Clive Platman on how Spain's famous wine region is changing with the times.
Rioja, easily Spain’s most famous red wine region, has a proud tradition.
As a brand, Rioja is regarded as one of the great classic regions, ranking in many ways alongside Bordeaux in France or Chianti in Italy. It is seen as the great custodian of the tempranillo grape, yet in a style that has undergone long cask-ageing.
Rioja, though, is fully conscious of the New World threat from South America and Australia, and over the last 30 years the style has undergone an evolution, rather than revolution.
Oak and structure still remain the Rioja signature, but the modern trend is for a higher fruit content. Wood retains a prominent role and, here, the traditional preference is for American oak, which by virtue of its coarser grain offers more assertive qualities of vanilla, spice and cocoa.

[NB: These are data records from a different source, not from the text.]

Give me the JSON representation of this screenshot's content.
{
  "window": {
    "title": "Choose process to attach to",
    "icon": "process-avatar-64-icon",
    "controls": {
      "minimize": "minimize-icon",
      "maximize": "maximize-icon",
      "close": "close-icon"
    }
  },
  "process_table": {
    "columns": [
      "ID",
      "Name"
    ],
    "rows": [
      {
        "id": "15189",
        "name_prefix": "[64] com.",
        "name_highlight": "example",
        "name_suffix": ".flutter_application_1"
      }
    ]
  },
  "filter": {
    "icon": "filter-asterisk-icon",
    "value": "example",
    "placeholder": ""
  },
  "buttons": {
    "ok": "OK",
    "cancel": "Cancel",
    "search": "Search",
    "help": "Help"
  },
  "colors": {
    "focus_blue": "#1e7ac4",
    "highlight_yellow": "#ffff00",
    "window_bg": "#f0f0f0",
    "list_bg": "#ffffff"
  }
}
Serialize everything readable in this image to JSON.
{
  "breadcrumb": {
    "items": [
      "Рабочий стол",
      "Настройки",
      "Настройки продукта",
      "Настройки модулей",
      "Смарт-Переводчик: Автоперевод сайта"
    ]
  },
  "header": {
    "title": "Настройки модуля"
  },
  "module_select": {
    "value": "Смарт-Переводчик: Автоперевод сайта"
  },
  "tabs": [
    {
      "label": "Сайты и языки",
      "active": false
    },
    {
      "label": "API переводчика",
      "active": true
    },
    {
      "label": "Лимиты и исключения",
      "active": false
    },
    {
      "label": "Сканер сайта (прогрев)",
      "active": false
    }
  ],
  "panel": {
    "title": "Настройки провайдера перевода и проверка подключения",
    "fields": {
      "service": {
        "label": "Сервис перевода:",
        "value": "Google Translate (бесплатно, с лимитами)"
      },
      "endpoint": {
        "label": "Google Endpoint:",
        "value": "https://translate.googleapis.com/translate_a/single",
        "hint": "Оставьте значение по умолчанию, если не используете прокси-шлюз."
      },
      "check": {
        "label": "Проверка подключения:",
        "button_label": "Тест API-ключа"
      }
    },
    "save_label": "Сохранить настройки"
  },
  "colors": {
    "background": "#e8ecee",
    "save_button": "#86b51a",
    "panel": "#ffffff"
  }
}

However, there has been a significant increase in the use of French oak in recent years and this allows a more fruit-driven style, albeit supported by fine tannins and more pronounced toast.
Red wine accounts for 90 per cent of the total wine produced, and roughly 75 per cent is from tempranillo. Other native varieties allowed in the blend are garnacha (grenache), mazuelo (carignan) and the very fine, tough-skinned graciano.

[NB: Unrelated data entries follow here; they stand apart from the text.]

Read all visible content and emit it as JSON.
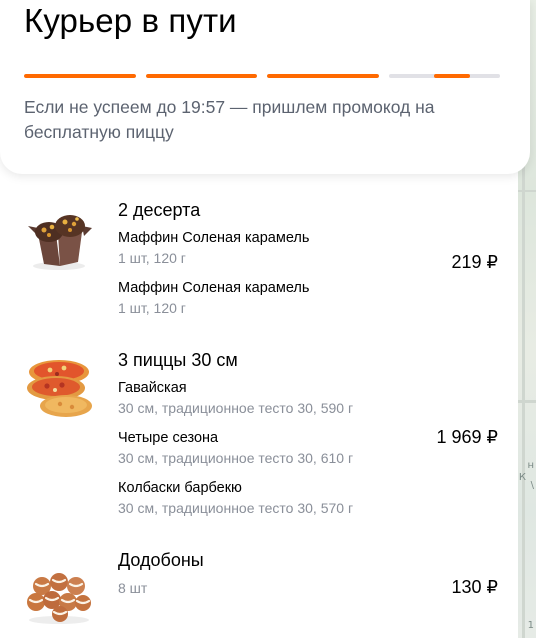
{
  "status": {
    "title": "Курьер в пути",
    "subtitle": "Если не успеем до 19:57 — пришлем промокод на бесплатную пиццу",
    "accent_color": "#ff6900",
    "progress_segments": [
      1.0,
      1.0,
      1.0,
      0.32
    ]
  },
  "groups": [
    {
      "title": "2 десерта",
      "icon": "muffin-icon",
      "price": "219 ₽",
      "items": [
        {
          "name": "Маффин Соленая карамель",
          "meta": "1 шт, 120 г"
        },
        {
          "name": "Маффин Соленая карамель",
          "meta": "1 шт, 120 г"
        }
      ]
    },
    {
      "title": "3 пиццы 30 см",
      "icon": "pizza-icon",
      "price": "1 969 ₽",
      "items": [
        {
          "name": "Гавайская",
          "meta": "30 см, традиционное тесто 30, 590 г"
        },
        {
          "name": "Четыре сезона",
          "meta": "30 см, традиционное тесто 30, 610 г"
        },
        {
          "name": "Колбаски барбекю",
          "meta": "30 см, традиционное тесто 30, 570 г"
        }
      ]
    },
    {
      "title": "Додобоны",
      "icon": "buns-icon",
      "price": "130 ₽",
      "items": [
        {
          "meta": "8 шт"
        }
      ]
    }
  ],
  "map": {
    "labels": [
      "н",
      "\\",
      "К",
      "1"
    ]
  }
}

Sheltered by the Cantabrian mountains to the north, the two finer sub-regions of Rioja Alta and Alavesa are cooler, influenced by both altitude and the Atlantic climate. The third zone, Rioja Baja, is more Mediterranean and here the garnacha grape has prominence.

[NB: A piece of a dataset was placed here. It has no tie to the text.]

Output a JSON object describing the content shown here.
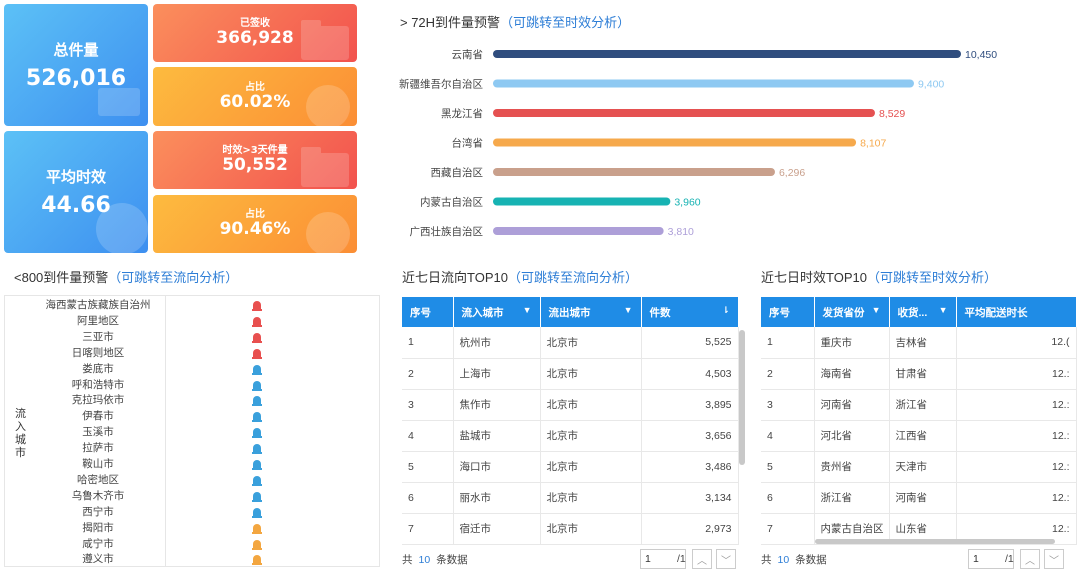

Traditionally, Rioja was not simply a blend of grapes, but also a blend of all three zones. Bodegas would buy in grapes from anywhere within the DOC and blend them to sell on under their own label. In the past, some bodegas did not actually own any vines, but times have changed.
With this background, I was recently invited to a Vina Pomal tasting put on for Majestic store managers, presented by winemaker Diego Pinilla-Navarra. Now part of the Cava giant, Codorniu, it is one of several labels produced by Bodegas Bilbainas, one of the oldest estates in the region and having the largest vineyard holding in the Rioja Alta sub-region.